• Assignment
The lines to copy are those in the records below that hold the word "JSON".

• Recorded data
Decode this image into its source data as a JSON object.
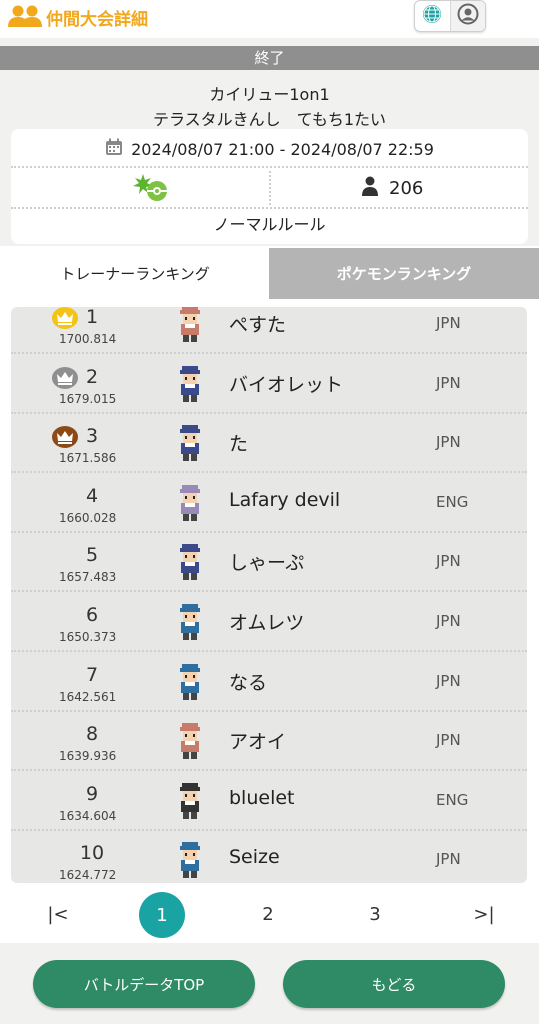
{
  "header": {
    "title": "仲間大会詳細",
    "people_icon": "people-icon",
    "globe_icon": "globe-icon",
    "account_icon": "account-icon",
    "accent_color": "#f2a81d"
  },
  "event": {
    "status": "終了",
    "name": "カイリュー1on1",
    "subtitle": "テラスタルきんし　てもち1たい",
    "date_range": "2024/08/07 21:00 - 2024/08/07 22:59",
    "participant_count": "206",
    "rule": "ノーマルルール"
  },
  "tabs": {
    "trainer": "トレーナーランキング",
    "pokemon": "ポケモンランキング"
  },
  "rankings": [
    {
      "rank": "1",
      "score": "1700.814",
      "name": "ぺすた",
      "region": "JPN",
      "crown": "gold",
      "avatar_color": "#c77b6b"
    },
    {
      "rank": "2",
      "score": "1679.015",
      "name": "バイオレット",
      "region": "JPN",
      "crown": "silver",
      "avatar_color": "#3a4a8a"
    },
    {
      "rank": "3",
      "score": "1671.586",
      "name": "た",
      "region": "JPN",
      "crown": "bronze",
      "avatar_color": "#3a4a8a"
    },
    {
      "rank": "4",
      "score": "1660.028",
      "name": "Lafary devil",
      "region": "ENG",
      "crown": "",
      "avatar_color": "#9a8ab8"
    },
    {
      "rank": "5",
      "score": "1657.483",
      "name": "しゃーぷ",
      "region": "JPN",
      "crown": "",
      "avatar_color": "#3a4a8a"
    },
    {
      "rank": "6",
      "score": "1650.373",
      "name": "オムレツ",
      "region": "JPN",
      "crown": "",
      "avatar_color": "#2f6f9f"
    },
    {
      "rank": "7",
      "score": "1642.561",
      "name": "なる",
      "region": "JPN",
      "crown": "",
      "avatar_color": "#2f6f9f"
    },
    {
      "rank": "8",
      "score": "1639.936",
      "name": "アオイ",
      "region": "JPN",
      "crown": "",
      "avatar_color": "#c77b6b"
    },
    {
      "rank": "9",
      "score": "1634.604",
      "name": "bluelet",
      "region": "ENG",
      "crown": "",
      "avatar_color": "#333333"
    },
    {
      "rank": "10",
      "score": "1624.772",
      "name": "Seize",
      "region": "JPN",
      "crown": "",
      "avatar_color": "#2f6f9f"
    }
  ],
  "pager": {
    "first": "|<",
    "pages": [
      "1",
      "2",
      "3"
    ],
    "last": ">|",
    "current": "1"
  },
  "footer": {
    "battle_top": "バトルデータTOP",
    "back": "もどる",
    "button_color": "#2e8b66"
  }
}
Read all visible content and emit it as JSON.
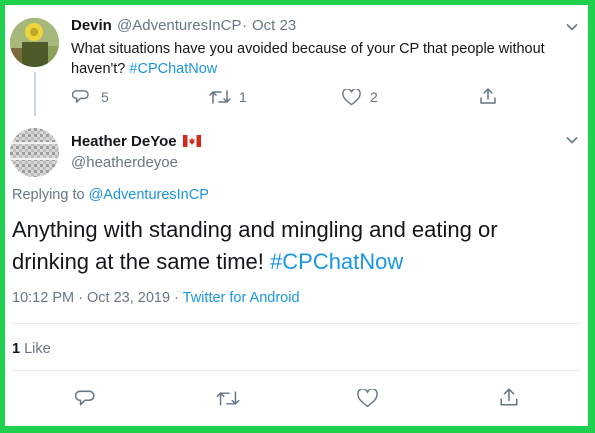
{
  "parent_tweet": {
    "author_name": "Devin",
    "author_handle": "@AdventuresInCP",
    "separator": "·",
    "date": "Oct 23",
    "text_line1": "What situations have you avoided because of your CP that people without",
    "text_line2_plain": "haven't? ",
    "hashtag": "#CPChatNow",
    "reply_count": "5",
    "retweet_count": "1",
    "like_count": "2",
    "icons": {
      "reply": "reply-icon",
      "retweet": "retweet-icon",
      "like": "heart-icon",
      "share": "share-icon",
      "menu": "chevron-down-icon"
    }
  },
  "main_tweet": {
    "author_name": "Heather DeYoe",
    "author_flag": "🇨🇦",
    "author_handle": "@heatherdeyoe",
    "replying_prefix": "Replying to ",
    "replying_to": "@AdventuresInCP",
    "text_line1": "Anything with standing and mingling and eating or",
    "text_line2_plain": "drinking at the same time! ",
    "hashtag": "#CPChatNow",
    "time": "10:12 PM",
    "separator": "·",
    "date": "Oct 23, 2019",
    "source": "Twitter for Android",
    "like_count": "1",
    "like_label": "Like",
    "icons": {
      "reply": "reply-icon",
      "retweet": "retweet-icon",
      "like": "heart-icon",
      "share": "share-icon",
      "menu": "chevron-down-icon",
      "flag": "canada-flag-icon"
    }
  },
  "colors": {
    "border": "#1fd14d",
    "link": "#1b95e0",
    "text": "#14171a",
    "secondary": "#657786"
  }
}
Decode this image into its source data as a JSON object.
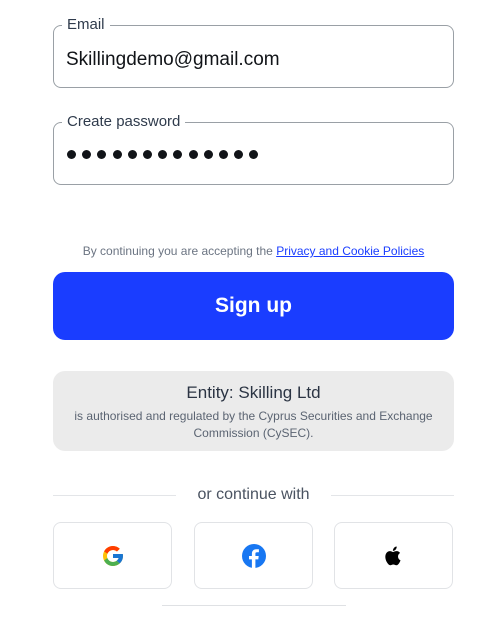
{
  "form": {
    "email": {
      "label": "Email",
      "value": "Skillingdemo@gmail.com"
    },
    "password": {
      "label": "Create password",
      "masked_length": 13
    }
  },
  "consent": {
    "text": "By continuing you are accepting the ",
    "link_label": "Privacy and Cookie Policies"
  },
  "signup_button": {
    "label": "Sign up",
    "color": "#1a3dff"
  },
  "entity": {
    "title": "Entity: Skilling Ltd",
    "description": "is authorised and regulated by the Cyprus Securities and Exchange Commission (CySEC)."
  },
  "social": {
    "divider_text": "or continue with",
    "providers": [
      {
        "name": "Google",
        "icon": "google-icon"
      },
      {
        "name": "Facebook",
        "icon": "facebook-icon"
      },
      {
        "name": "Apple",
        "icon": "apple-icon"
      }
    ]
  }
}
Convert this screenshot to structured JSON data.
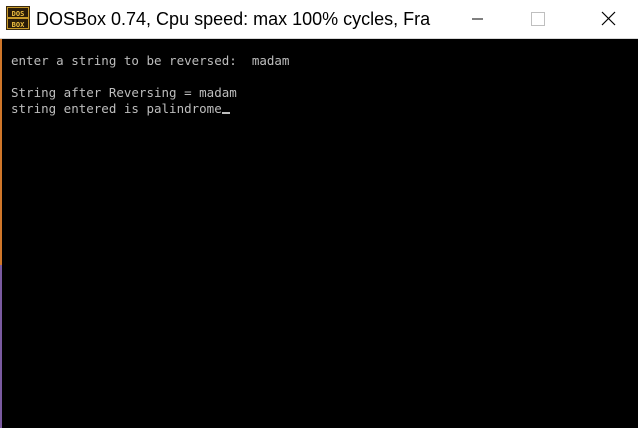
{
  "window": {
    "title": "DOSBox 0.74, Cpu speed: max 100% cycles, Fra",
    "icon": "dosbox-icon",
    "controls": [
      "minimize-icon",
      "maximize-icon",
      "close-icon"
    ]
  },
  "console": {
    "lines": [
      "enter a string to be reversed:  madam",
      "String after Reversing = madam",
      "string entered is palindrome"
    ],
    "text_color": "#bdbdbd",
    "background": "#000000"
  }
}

• Result below
Decode this image into its source data as a JSON object.
Read all visible content and emit it as JSON.
Decode this image into its source data as a JSON object.
Convert this screenshot to structured JSON data.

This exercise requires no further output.